# A real skew symmetric matrix of order $3$ is diagonalizable over $\Bbb{C}$

Let $$M$$ be a $$3$$ $$\times$$ $$3$$ skew symmetric matrix with real entries.

Then I need to show that $$M$$ is diagonalizable over $$\Bbb{C}$$.

This has been my attempt.

The characteristic polynomial will be of degree $$3$$ and will have real coefficients. So if there are complex roots of this polynomial, they will be in pairs.

Since a skew symmetric matrix can only have eigen values either $$0$$ or purely imaginary, we can conclude that $$0$$ will definitely be an eigen value of $$M$$ since the complex ones are in pairs.

So there are two possibilities:-

1. Eigen values of $$M$$ are $$z_1, z_2$$ and $$0$$ where $$z_1$$ and $$z_2$$ are complex numbers and conjugates of each other. In this case since eigen values are distinct, we can conclude that $$M$$ is diagonalizable over $$\Bbb{C}$$.
2. Eigen values are $$0, 0, 0$$. From here, I can't conclude that $$M$$ is diagonalizable over $$\Bbb{C}$$.

I want help in second case.

• If the eigenvalues are three zeroes, what is the dimension of the kernel? – Leo Jun 28 '20 at 10:40
• It can't be 0..it could be 1,2 or 3 – Gitika Jun 28 '20 at 11:22

First of all, the result is immediate if we apply the spectral theorem.

That notwithstanding: with your work, we have reduced our consideration to the case that $$A$$ is skew symmetric and has only zero as an eigenvalue. We can see that $$A$$ must be the zero matrix in this case as follows:

If $$A$$ is non-zero with a zero-eigenvalue, then it must hold that $$A^3 = 0$$, which means that we must have $$\operatorname{rank}(A^2) < \operatorname{rank}(A)$$. However, we note that $$A^TA$$ has the same rank as $$A$$. So, if $$A$$ is ske-symmetric, then $$\operatorname{rank}(A^2) = \operatorname{rank}(A(-A^T)) = \operatorname{rank}(-A^TA) = \operatorname{rank}(A^TA) = \operatorname{rank}(A).$$

• If A is non-zero with a zero eigen-value then why is it that A$^3$ = 0? – Gitika Jun 28 '20 at 12:55
• @Gitika Cayley-Hamilton theorem – Ben Grossmann Jun 28 '20 at 13:24
• Okay..but if A$^3$ = 0 then how did you get that inequality between ranks of A and A$^2$? – Gitika Jun 28 '20 at 15:01
• If the rank of $A$ is equal to that of $A^2$, then the restriction of $A$ to the image (column space) of $A$ is invertible which means that $A^3$ and $A^2$ have the same rank. – Ben Grossmann Jun 28 '20 at 15:23
• Another approach: the image of $A$ is an invariant subspace, so it must contain an eigenvector, which means that the image kernel of $A$ intersect, which means that the rank of $A^2$ is smaller than that of $A$ – Ben Grossmann Jun 28 '20 at 15:25

In the spirit of the proof of the spectral theorem you can argue as follows, in any finite dimension.
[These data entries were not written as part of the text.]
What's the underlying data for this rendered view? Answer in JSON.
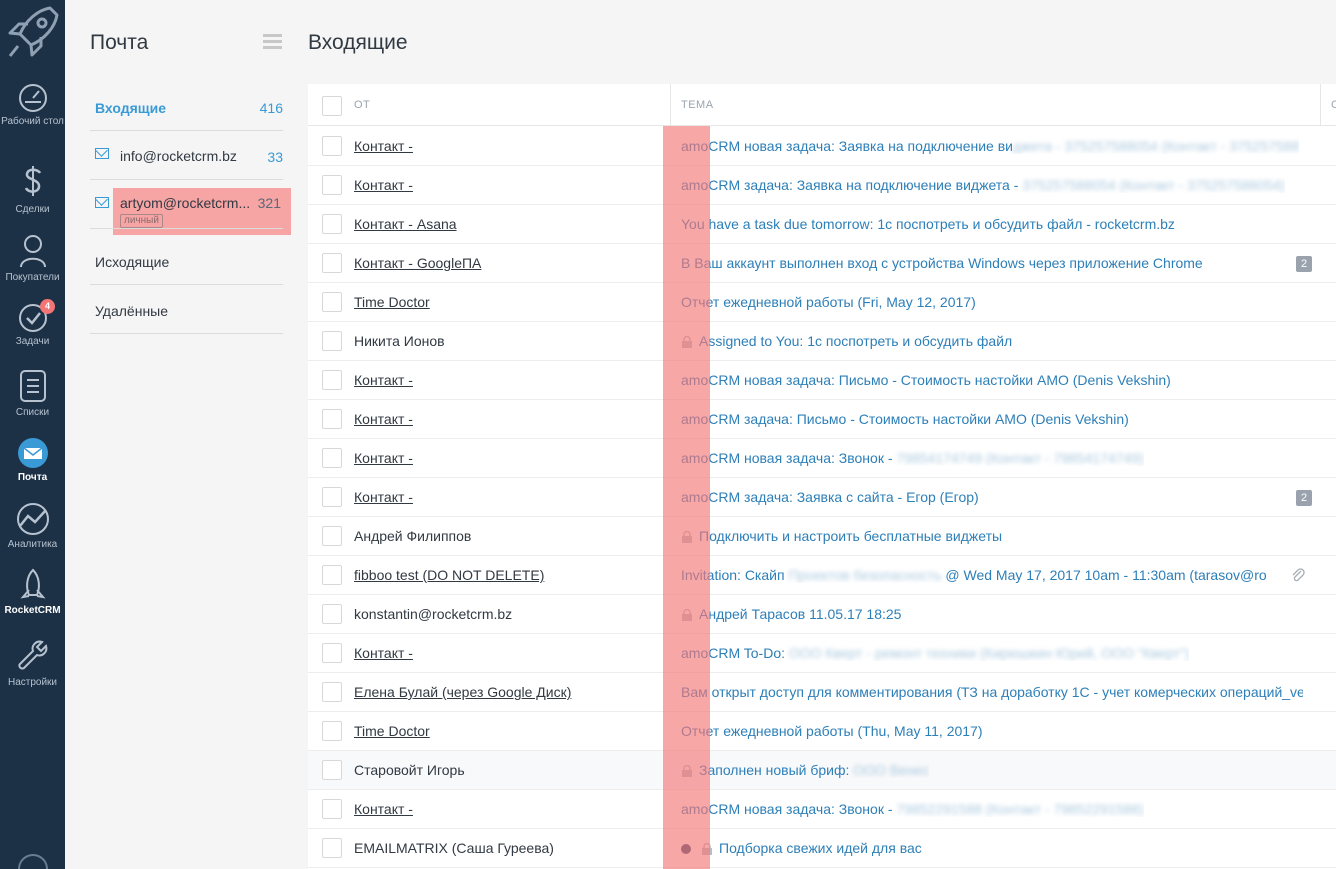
{
  "nav": {
    "items": [
      {
        "label": "Рабочий стол",
        "icon": "dashboard-icon"
      },
      {
        "label": "Сделки",
        "icon": "dollar-icon"
      },
      {
        "label": "Покупатели",
        "icon": "customers-icon"
      },
      {
        "label": "Задачи",
        "icon": "tasks-icon",
        "badge": "4"
      },
      {
        "label": "Списки",
        "icon": "lists-icon"
      },
      {
        "label": "Почта",
        "icon": "mail-icon",
        "active": true
      },
      {
        "label": "Аналитика",
        "icon": "analytics-icon"
      },
      {
        "label": "RocketCRM",
        "icon": "rocket-icon"
      },
      {
        "label": "Настройки",
        "icon": "settings-icon"
      }
    ]
  },
  "mail": {
    "title": "Почта",
    "folders": [
      {
        "name": "Входящие",
        "count": "416"
      },
      {
        "name": "info@rocketcrm.bz",
        "count": "33"
      },
      {
        "name": "artyom@rocketcrm...",
        "count": "321",
        "tag": "личный"
      },
      {
        "name": "Исходящие",
        "count": ""
      },
      {
        "name": "Удалённые",
        "count": ""
      }
    ]
  },
  "main": {
    "title": "Входящие",
    "col_from": "ОТ",
    "col_subject": "ТЕМА",
    "col_more": "С"
  },
  "rows": [
    {
      "from": "Контакт -",
      "subject": "amoCRM новая задача: Заявка на подключение ви",
      "blur": "джета - 375257588054 (Контакт - 375257588"
    },
    {
      "from": "Контакт -",
      "subject": "amoCRM задача: Заявка на подключение виджета - ",
      "blur": "375257588054 (Контакт - 375257588054)"
    },
    {
      "from": "Контакт - Asana",
      "subject": "You have a task due tomorrow: 1c поспотреть и обсудить файл - rocketcrm.bz",
      "blur": ""
    },
    {
      "from": "Контакт - GoogleПА",
      "subject": "В Ваш аккаунт выполнен вход с устройства Windows через приложение Chrome",
      "blur": "",
      "count": "2"
    },
    {
      "from": "Time Doctor",
      "subject": "Отчет ежедневной работы (Fri, May 12, 2017)",
      "blur": ""
    },
    {
      "from": "Никита Ионов",
      "subject": "Assigned to You: 1c поспотреть и обсудить файл",
      "blur": ""
    },
    {
      "from": "Контакт -",
      "subject": "amoCRM новая задача: Письмо - Стоимость настойки АМО (Denis Vekshin)",
      "blur": ""
    },
    {
      "from": "Контакт -",
      "subject": "amoCRM задача: Письмо - Стоимость настойки АМО (Denis Vekshin)",
      "blur": ""
    },
    {
      "from": "Контакт -",
      "subject": "amoCRM новая задача: Звонок - ",
      "blur": "79854174749 (Контакт - 79854174749)"
    },
    {
      "from": "Контакт -",
      "subject": "amoCRM задача: Заявка с сайта - Егор (Егор)",
      "blur": "",
      "count": "2"
    },
    {
      "from": "Андрей Филиппов",
      "subject": "Подключить и настроить бесплатные виджеты",
      "blur": ""
    },
    {
      "from": "fibboo test (DO NOT DELETE)",
      "subject": "Invitation: Скайп ",
      "blur": "Проектов безопасность",
      "tail": " @ Wed May 17, 2017 10am - 11:30am (tarasov@ro"
    },
    {
      "from": "konstantin@rocketcrm.bz",
      "subject": "Андрей Тарасов 11.05.17 18:25",
      "blur": ""
    },
    {
      "from": "Контакт -",
      "subject": "amoCRM To-Do: ",
      "blur": "ООО Кверт - ремонт техники (Кирюшкин Юрий, ООО \"Кверт\")"
    },
    {
      "from": "Елена Булай (через Google Диск)",
      "subject": "Вам открыт доступ для комментирования (ТЗ на доработку 1С - учет комерческих операций_ve",
      "blur": ""
    },
    {
      "from": "Time Doctor",
      "subject": "Отчет ежедневной работы (Thu, May 11, 2017)",
      "blur": ""
    },
    {
      "from": "Старовойт Игорь",
      "subject": "Заполнен новый бриф: ",
      "blur": "ООО Венес"
    },
    {
      "from": "Контакт -",
      "subject": "amoCRM новая задача: Звонок - ",
      "blur": "79852291588 (Контакт - 79852291588)"
    },
    {
      "from": "EMAILMATRIX (Саша Гуреева)",
      "subject": "Подборка свежих идей для вас",
      "blur": ""
    }
  ]
}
If $$0$$ is the only eigenvalue, then (as long as the dimension is positive) you can find a real eigenvector, which by definition spans a subspace stable under the action of $$A$$. For any matrix, the orthogonal complement of an $$A$$-staple subspace is $$A^T$$-stable, but in the skew symmetric case that means $$-A$$-stable, or just $$A$$-stable. So you can restrict to that orthogonal complement, and the restriction of that action of $$A$$ to it still has only $$0$$ as eigenvalue. So you can continue by induction on the dimension, finding new eigenvectors until you hit dimension $$0$$ and you have established a basis of eigenvectors for $$0$$. Which of course means that you had $$A=0$$ to begin with.